## What the task asks
Could you print each entry below verbatim while omitting the pictures?

┏━━

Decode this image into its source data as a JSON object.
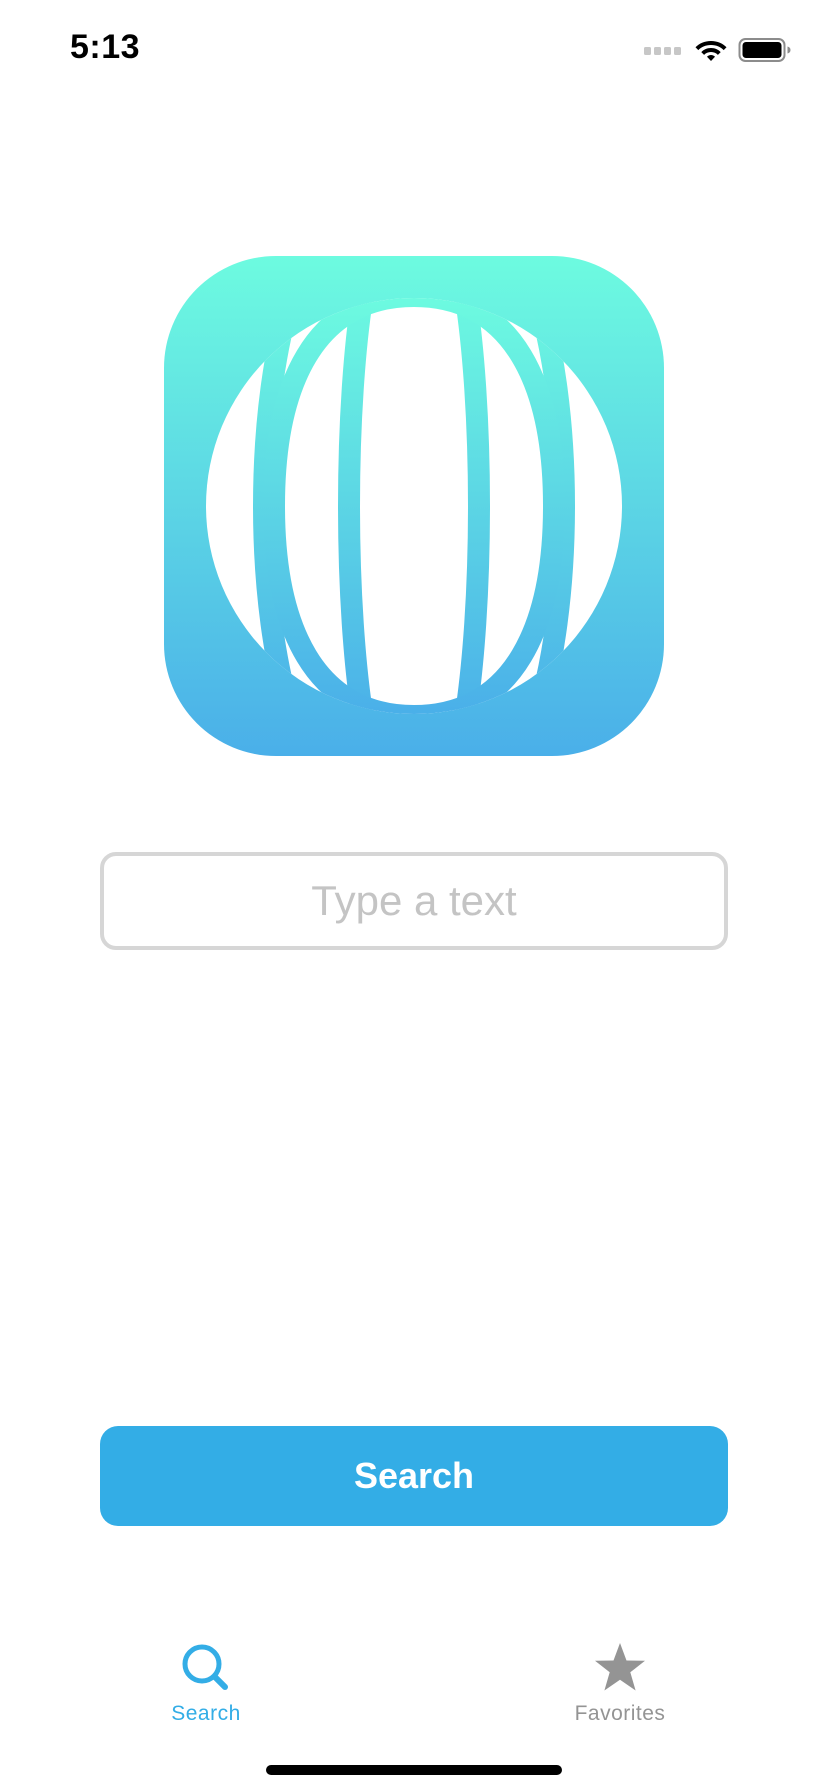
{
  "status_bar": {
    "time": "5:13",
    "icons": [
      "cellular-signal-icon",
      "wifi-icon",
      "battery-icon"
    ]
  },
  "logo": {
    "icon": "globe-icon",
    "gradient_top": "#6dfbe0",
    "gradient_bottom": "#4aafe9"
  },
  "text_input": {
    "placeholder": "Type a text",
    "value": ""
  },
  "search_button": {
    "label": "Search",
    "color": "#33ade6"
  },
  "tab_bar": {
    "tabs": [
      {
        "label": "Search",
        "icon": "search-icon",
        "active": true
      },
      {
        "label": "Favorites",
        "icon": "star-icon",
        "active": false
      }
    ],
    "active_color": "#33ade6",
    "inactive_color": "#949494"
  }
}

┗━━

## Response area
Decode this image into its source data as a JSON object.
{
  "status_bar": {
    "time": "5:13",
    "icons": [
      "cellular-signal-icon",
      "wifi-icon",
      "battery-icon"
    ]
  },
  "logo": {
    "icon": "globe-icon",
    "gradient_top": "#6dfbe0",
    "gradient_bottom": "#4aafe9"
  },
  "text_input": {
    "placeholder": "Type a text",
    "value": ""
  },
  "search_button": {
    "label": "Search",
    "color": "#33ade6"
  },
  "tab_bar": {
    "tabs": [
      {
        "label": "Search",
        "icon": "search-icon",
        "active": true
      },
      {
        "label": "Favorites",
        "icon": "star-icon",
        "active": false
      }
    ],
    "active_color": "#33ade6",
    "inactive_color": "#949494"
  }
}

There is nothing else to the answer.